Records provided Start Marker
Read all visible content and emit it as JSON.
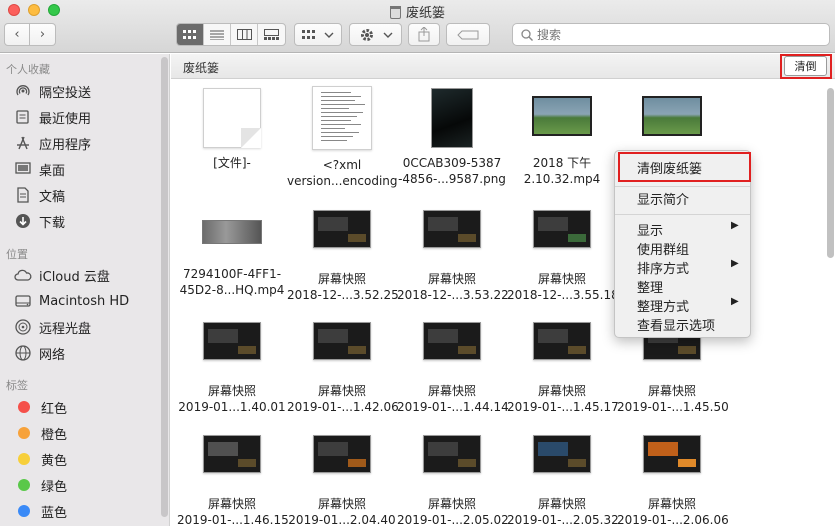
{
  "window": {
    "title": "废纸篓"
  },
  "toolbar": {
    "back_glyph": "‹",
    "forward_glyph": "›",
    "search_placeholder": "搜索"
  },
  "sidebar": {
    "sections": {
      "favorites": "个人收藏",
      "locations": "位置",
      "tags": "标签"
    },
    "favorites": [
      {
        "label": "隔空投送",
        "icon": "airdrop-icon"
      },
      {
        "label": "最近使用",
        "icon": "recents-icon"
      },
      {
        "label": "应用程序",
        "icon": "applications-icon"
      },
      {
        "label": "桌面",
        "icon": "desktop-icon"
      },
      {
        "label": "文稿",
        "icon": "documents-icon"
      },
      {
        "label": "下载",
        "icon": "downloads-icon"
      }
    ],
    "locations": [
      {
        "label": "iCloud 云盘",
        "icon": "icloud-icon"
      },
      {
        "label": "Macintosh HD",
        "icon": "hard-drive-icon"
      },
      {
        "label": "远程光盘",
        "icon": "remote-disc-icon"
      },
      {
        "label": "网络",
        "icon": "network-icon"
      }
    ],
    "tags": [
      {
        "label": "红色",
        "color": "#f5504a"
      },
      {
        "label": "橙色",
        "color": "#f7a23a"
      },
      {
        "label": "黄色",
        "color": "#f7cf3a"
      },
      {
        "label": "绿色",
        "color": "#5ac84a"
      },
      {
        "label": "蓝色",
        "color": "#3a8af7"
      }
    ]
  },
  "pathbar": {
    "title": "废纸篓",
    "empty_button": "清倒"
  },
  "files": [
    {
      "line1": "[文件]-",
      "line2": "",
      "kind": "doc"
    },
    {
      "line1": "<?xml",
      "line2": "version...encoding",
      "kind": "xml"
    },
    {
      "line1": "0CCAB309-5387",
      "line2": "-4856-...9587.png",
      "kind": "png"
    },
    {
      "line1": "2018 下午",
      "line2": "2.10.32.mp4",
      "kind": "video"
    },
    {
      "line1": "",
      "line2": "",
      "kind": "video"
    },
    {
      "line1": "7294100F-4FF1-",
      "line2": "45D2-8...HQ.mp4",
      "kind": "wide"
    },
    {
      "line1": "屏幕快照",
      "line2": "2018-12-...3.52.25",
      "kind": "screen"
    },
    {
      "line1": "屏幕快照",
      "line2": "2018-12-...3.53.22",
      "kind": "screen"
    },
    {
      "line1": "屏幕快照",
      "line2": "2018-12-...3.55.18",
      "kind": "screen"
    },
    {
      "line1": "屏幕快照",
      "line2": "2019-01...1.40.01",
      "kind": "screen"
    },
    {
      "line1": "屏幕快照",
      "line2": "2019-01-...1.42.06",
      "kind": "screen"
    },
    {
      "line1": "屏幕快照",
      "line2": "2019-01-...1.44.14",
      "kind": "screen"
    },
    {
      "line1": "屏幕快照",
      "line2": "2019-01-...1.45.17",
      "kind": "screen"
    },
    {
      "line1": "屏幕快照",
      "line2": "2019-01-...1.45.50",
      "kind": "screen"
    },
    {
      "line1": "屏幕快照",
      "line2": "2019-01-...1.46.15",
      "kind": "screen"
    },
    {
      "line1": "屏幕快照",
      "line2": "2019-01...2.04.40",
      "kind": "screen"
    },
    {
      "line1": "屏幕快照",
      "line2": "2019-01-...2.05.02",
      "kind": "screen"
    },
    {
      "line1": "屏幕快照",
      "line2": "2019-01-...2.05.32",
      "kind": "screen"
    },
    {
      "line1": "屏幕快照",
      "line2": "2019-01-...2.06.06",
      "kind": "screen"
    }
  ],
  "context_menu": {
    "empty_trash": "清倒废纸篓",
    "get_info": "显示简介",
    "view": "显示",
    "use_groups": "使用群组",
    "sort_by": "排序方式",
    "clean_up": "整理",
    "clean_up_by": "整理方式",
    "show_view_options": "查看显示选项",
    "submenu_arrow": "▶"
  }
}
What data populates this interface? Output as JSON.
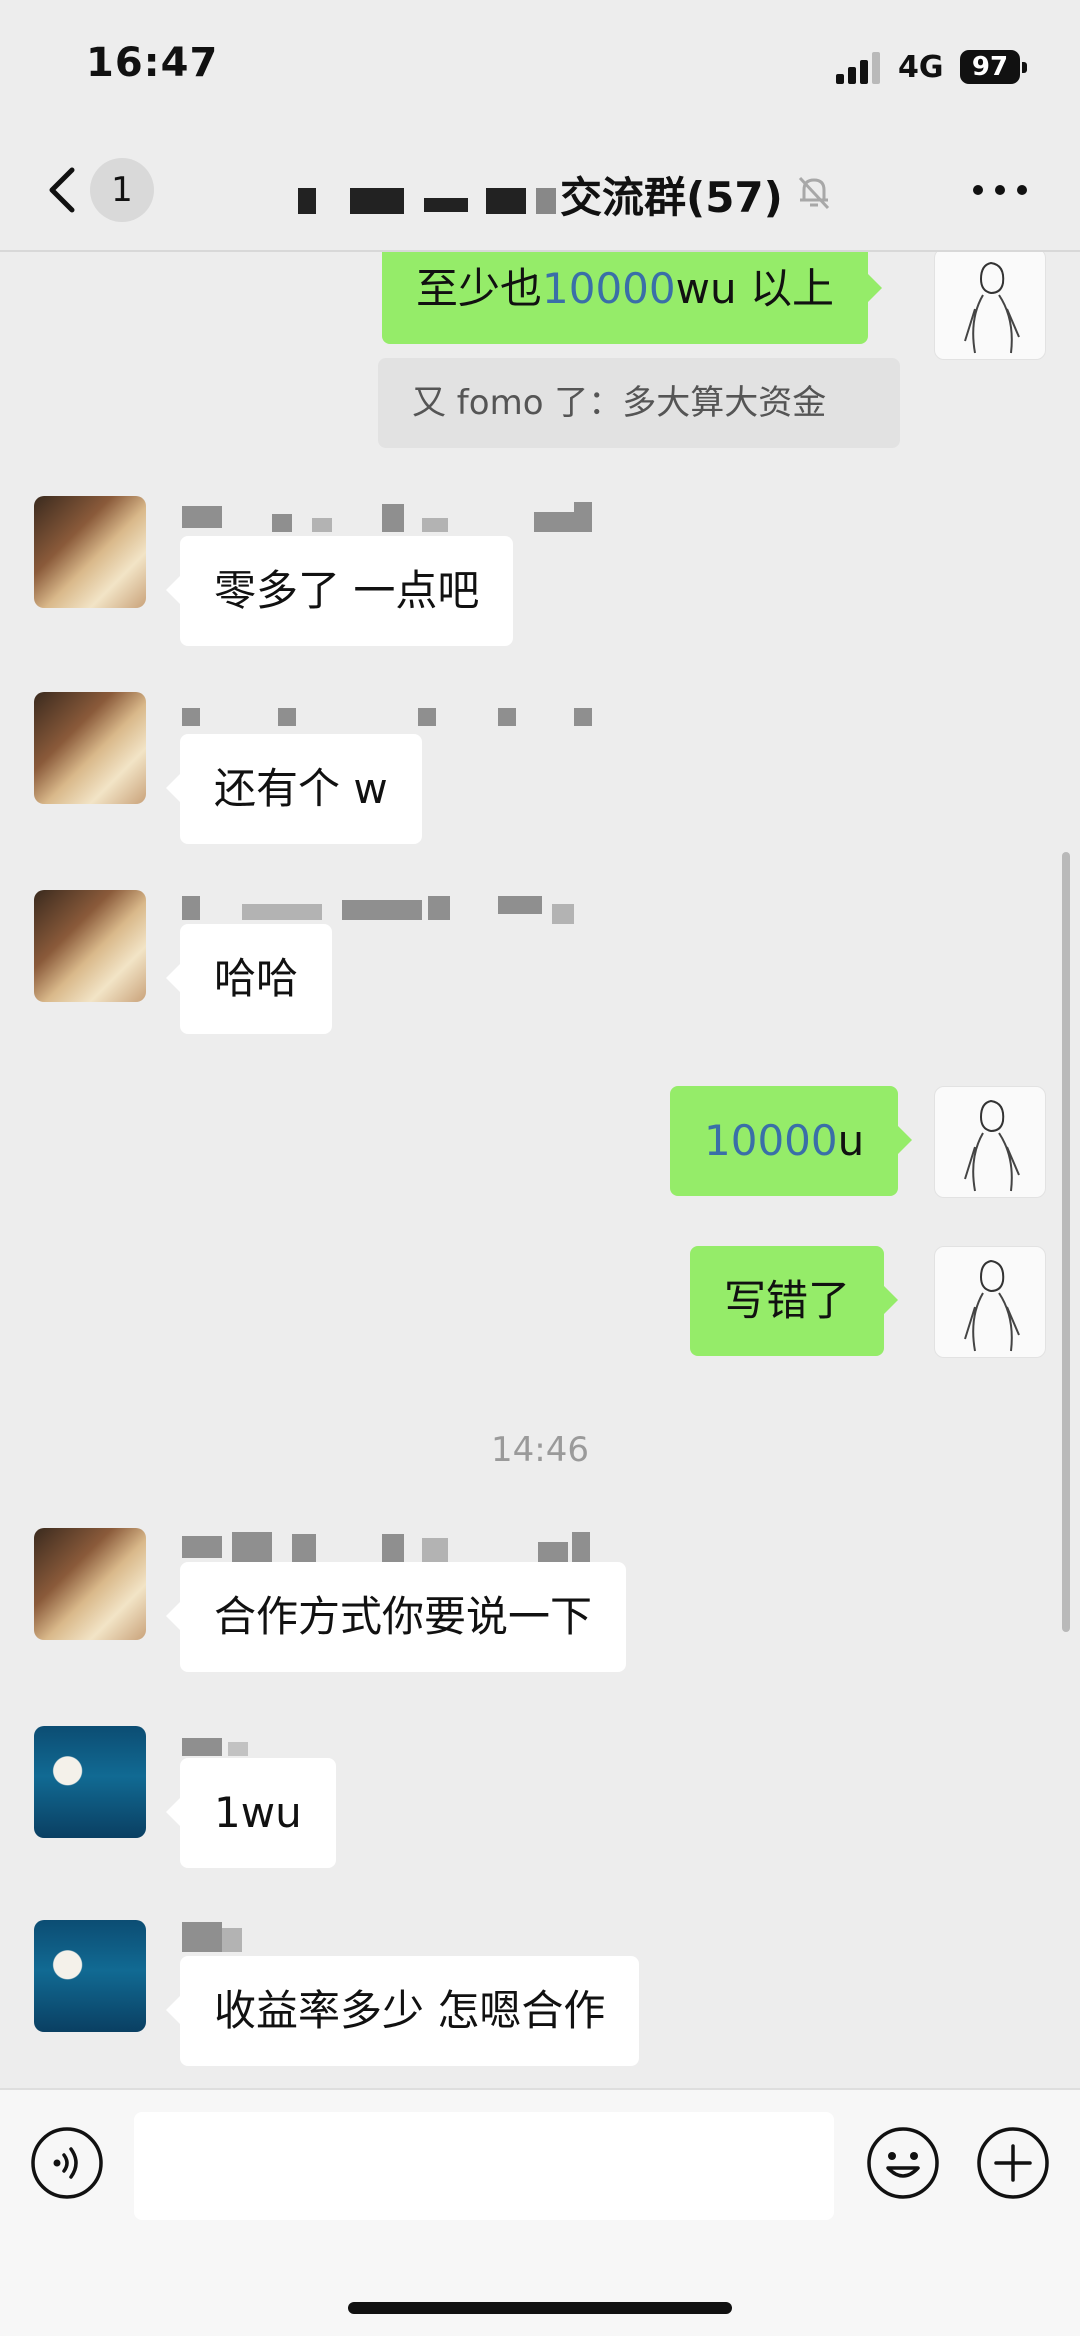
{
  "status_bar": {
    "time": "16:47",
    "network": "4G",
    "battery": "97"
  },
  "header": {
    "back_badge": "1",
    "title_visible": "交流群",
    "member_count": "(57)"
  },
  "messages": [
    {
      "side": "out",
      "parts": [
        "至少也",
        "10000",
        "wu 以上"
      ],
      "quote": "又 fomo 了：多大算大资金"
    },
    {
      "side": "in",
      "text": "零多了 一点吧"
    },
    {
      "side": "in",
      "text": "还有个 w"
    },
    {
      "side": "in",
      "text": "哈哈"
    },
    {
      "side": "out",
      "parts": [
        "",
        "10000",
        "u"
      ]
    },
    {
      "side": "out",
      "text": "写错了"
    },
    {
      "type": "timestamp",
      "text": "14:46"
    },
    {
      "side": "in",
      "text": "合作方式你要说一下"
    },
    {
      "side": "in",
      "text": "1wu"
    },
    {
      "side": "in",
      "text": "收益率多少 怎嗯合作"
    }
  ],
  "input_bar": {
    "placeholder": ""
  },
  "icons": [
    "back-chevron-icon",
    "mute-bell-icon",
    "more-icon",
    "voice-icon",
    "emoji-icon",
    "plus-icon"
  ],
  "colors": {
    "outgoing_bubble": "#95ec69",
    "incoming_bubble": "#ffffff",
    "background": "#ededed",
    "number_link": "#3a6fa8"
  }
}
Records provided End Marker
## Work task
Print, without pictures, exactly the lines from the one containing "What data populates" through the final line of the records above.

## Answer to this problem
What data populates this interface? Output as JSON.
{
  "status_bar": {
    "time": "16:47",
    "network": "4G",
    "battery": "97"
  },
  "header": {
    "back_badge": "1",
    "title_visible": "交流群",
    "member_count": "(57)"
  },
  "messages": [
    {
      "side": "out",
      "parts": [
        "至少也",
        "10000",
        "wu 以上"
      ],
      "quote": "又 fomo 了：多大算大资金"
    },
    {
      "side": "in",
      "text": "零多了 一点吧"
    },
    {
      "side": "in",
      "text": "还有个 w"
    },
    {
      "side": "in",
      "text": "哈哈"
    },
    {
      "side": "out",
      "parts": [
        "",
        "10000",
        "u"
      ]
    },
    {
      "side": "out",
      "text": "写错了"
    },
    {
      "type": "timestamp",
      "text": "14:46"
    },
    {
      "side": "in",
      "text": "合作方式你要说一下"
    },
    {
      "side": "in",
      "text": "1wu"
    },
    {
      "side": "in",
      "text": "收益率多少 怎嗯合作"
    }
  ],
  "input_bar": {
    "placeholder": ""
  },
  "icons": [
    "back-chevron-icon",
    "mute-bell-icon",
    "more-icon",
    "voice-icon",
    "emoji-icon",
    "plus-icon"
  ],
  "colors": {
    "outgoing_bubble": "#95ec69",
    "incoming_bubble": "#ffffff",
    "background": "#ededed",
    "number_link": "#3a6fa8"
  }
}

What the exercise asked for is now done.